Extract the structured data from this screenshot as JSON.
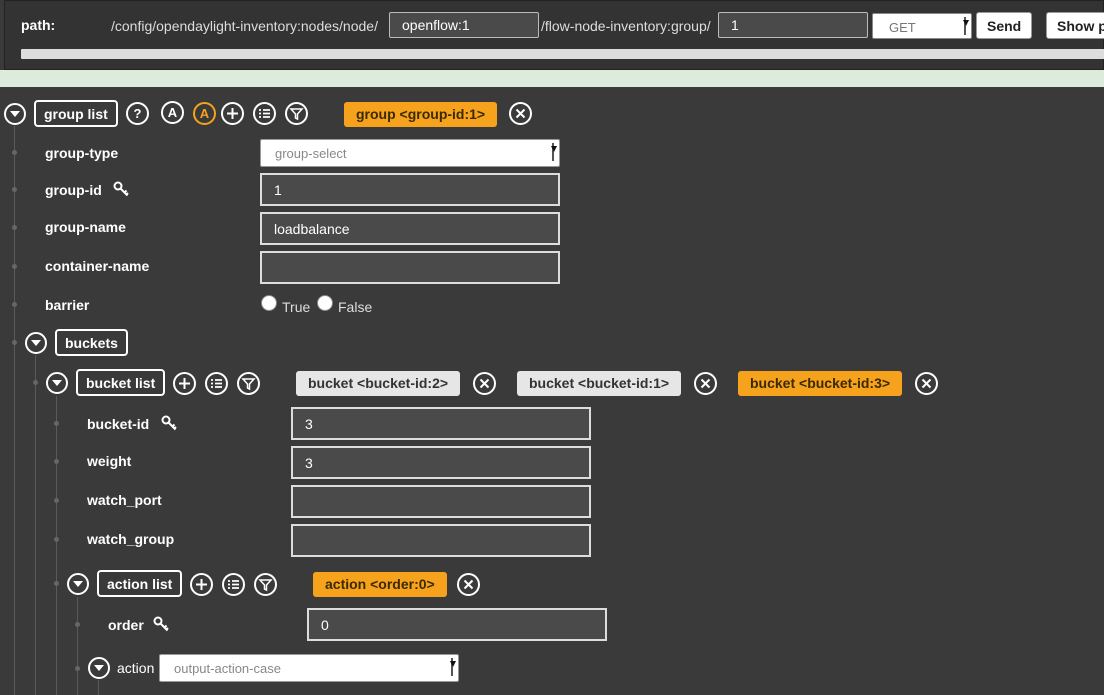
{
  "path_bar": {
    "label": "path:",
    "prefix": "/config/opendaylight-inventory:nodes/node/",
    "node_value": "openflow:1",
    "middle": "/flow-node-inventory:group/",
    "group_value": "1",
    "method": "GET",
    "send_label": "Send",
    "show_label": "Show p"
  },
  "group_list": {
    "label": "group list",
    "help": "?",
    "a1": "A",
    "a2": "A",
    "active_tag": "group  <group-id:1>"
  },
  "group_fields": {
    "type_label": "group-type",
    "type_value": "group-select",
    "id_label": "group-id",
    "id_value": "1",
    "name_label": "group-name",
    "name_value": "loadbalance",
    "container_label": "container-name",
    "container_value": "",
    "barrier_label": "barrier",
    "true_label": "True",
    "false_label": "False"
  },
  "buckets": {
    "label": "buckets",
    "list_label": "bucket list",
    "tags": [
      {
        "label": "bucket  <bucket-id:2>",
        "active": false
      },
      {
        "label": "bucket  <bucket-id:1>",
        "active": false
      },
      {
        "label": "bucket  <bucket-id:3>",
        "active": true
      }
    ]
  },
  "bucket_fields": {
    "id_label": "bucket-id",
    "id_value": "3",
    "weight_label": "weight",
    "weight_value": "3",
    "watch_port_label": "watch_port",
    "watch_port_value": "",
    "watch_group_label": "watch_group",
    "watch_group_value": ""
  },
  "action_list": {
    "label": "action list",
    "active_tag": "action  <order:0>",
    "order_label": "order",
    "order_value": "0",
    "action_label": "action",
    "action_value": "output-action-case"
  },
  "colors": {
    "accent": "#f7a21c",
    "background": "#3a3a3a"
  }
}
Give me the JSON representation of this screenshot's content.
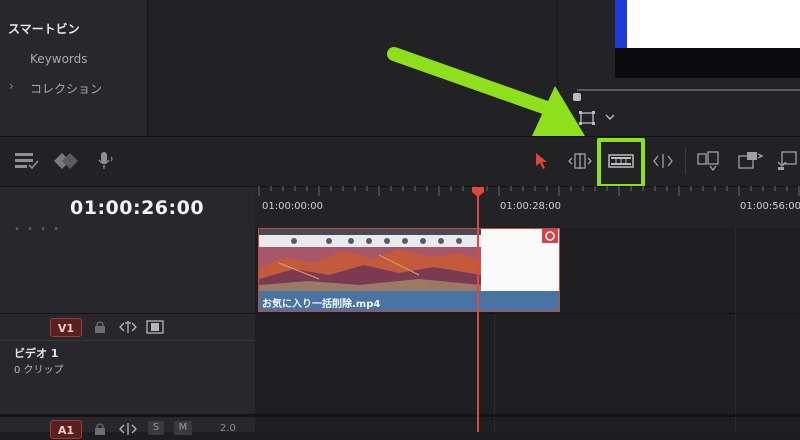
{
  "media_pool": {
    "smart_bin": "スマートビン",
    "keywords": "Keywords",
    "collection": "コレクション"
  },
  "timeline": {
    "timecode": "01:00:26:00",
    "ruler_labels": [
      "01:00:00:00",
      "01:00:28:00",
      "01:00:56:00"
    ]
  },
  "tracks": {
    "v1_label": "V1",
    "v1_name": "ビデオ 1",
    "v1_clip_count": "0 クリップ",
    "a1_label": "A1",
    "a1_solo": "S",
    "a1_mute": "M",
    "a1_volume": "2.0"
  },
  "clip": {
    "filename": "お気に入り一括削除.mp4"
  },
  "colors": {
    "highlight": "#8ee01c",
    "playhead": "#e0473c",
    "clip_blue": "#4873a3"
  }
}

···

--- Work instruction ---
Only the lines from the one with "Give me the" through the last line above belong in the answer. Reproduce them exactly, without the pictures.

--- Result ---
Give me the JSON representation of this screenshot's content.
{
  "media_pool": {
    "smart_bin": "スマートビン",
    "keywords": "Keywords",
    "collection": "コレクション"
  },
  "timeline": {
    "timecode": "01:00:26:00",
    "ruler_labels": [
      "01:00:00:00",
      "01:00:28:00",
      "01:00:56:00"
    ]
  },
  "tracks": {
    "v1_label": "V1",
    "v1_name": "ビデオ 1",
    "v1_clip_count": "0 クリップ",
    "a1_label": "A1",
    "a1_solo": "S",
    "a1_mute": "M",
    "a1_volume": "2.0"
  },
  "clip": {
    "filename": "お気に入り一括削除.mp4"
  },
  "colors": {
    "highlight": "#8ee01c",
    "playhead": "#e0473c",
    "clip_blue": "#4873a3"
  }
}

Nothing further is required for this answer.